"Now, please," interrupted Cora. "I was amply repaid in beating Sid Wilcox. But I cannot understand why he wanted the position. Even your explanation will hardly account for his extraordinary conduct. Why should he want to run a car across country?"
"Well, it can't be because he is short of funds," said Paul frankly. "I'm positive of that. He took particular pains to display a roll of bills when he was in the auto office, and I think that did not favorably impress the manager, though I was practically sure of the place when he came in."
"Well, that's just like Sid Wilcox," and Cora shuddered. It was a reaction of the unpleasant ride she had been forced to take with him.
"I hope, Miss Kimball, that you will soon be able to meet my sister," said Paul after a little silence, during which the car had run along. They were near the Beachwood Road, at the end of which, in a little grove of trees, was Cora's home.
"Not on account of what you have done for me," he went on, "but because I am sure you and she would be good friends. Hazel is a fine girl, as I said before, and besides that--" Paul stopped abruptly.
"Oh, I'm going to meet Hazel," declared Cora warmly as Paul alighted from the car. "I'll invite her to my affair. I am going to wake up folks around here. Do you know, we all seem to be terribly depressed since that money was--lost."

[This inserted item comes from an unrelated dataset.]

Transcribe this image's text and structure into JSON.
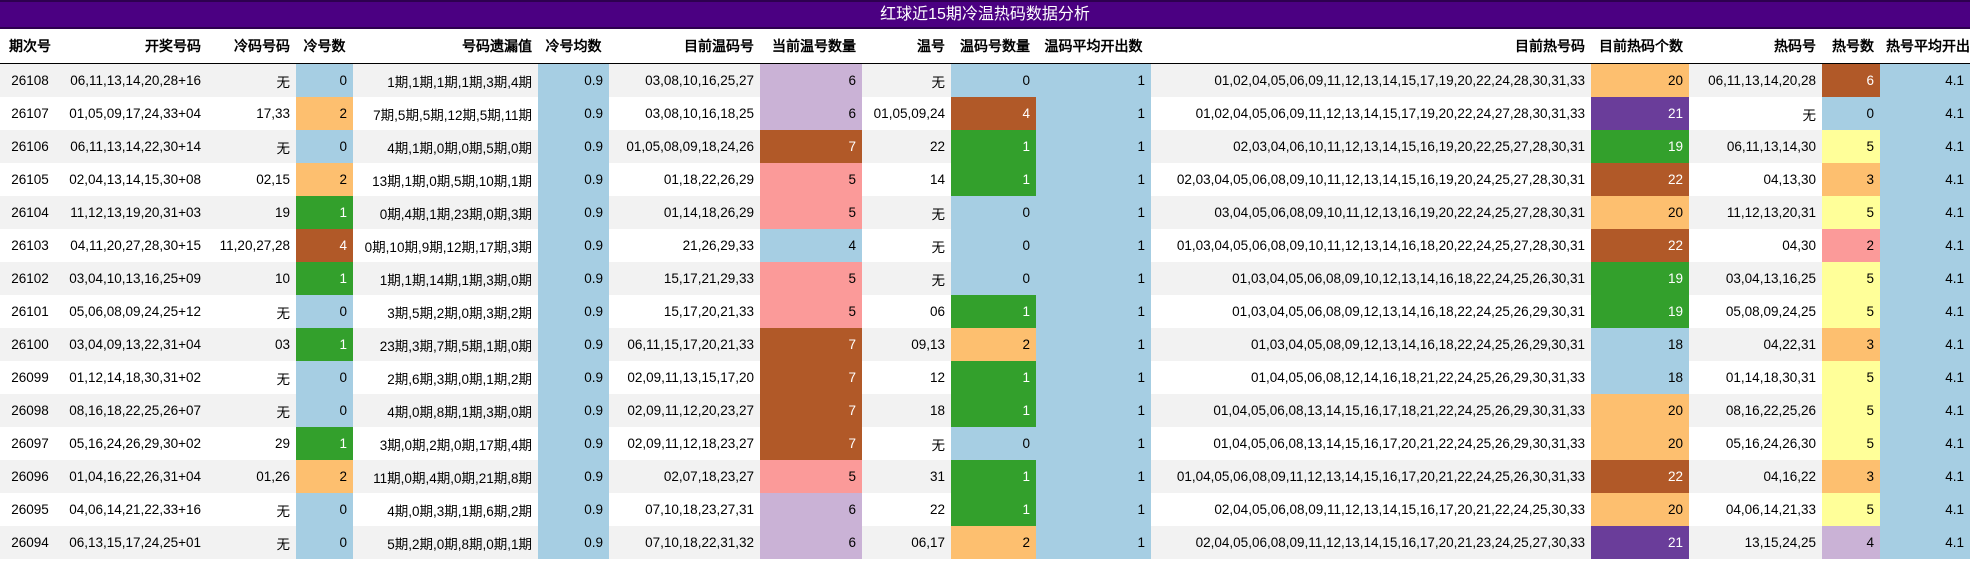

"Yes, and I don't wonder at it. Twenty thousand dollars is a large sum. I'd call it a fortune. But, somehow, I feel sure that Mr. Foster will recover it. I wish I could help unravel the mystery. I would like to--for more reasons than one."
What could he mean by that? His manner was very earnest. Cora glanced at him gratefully.
"Good-by," she said suddenly.
"Good-by," echoed Paul, and he turned up the street.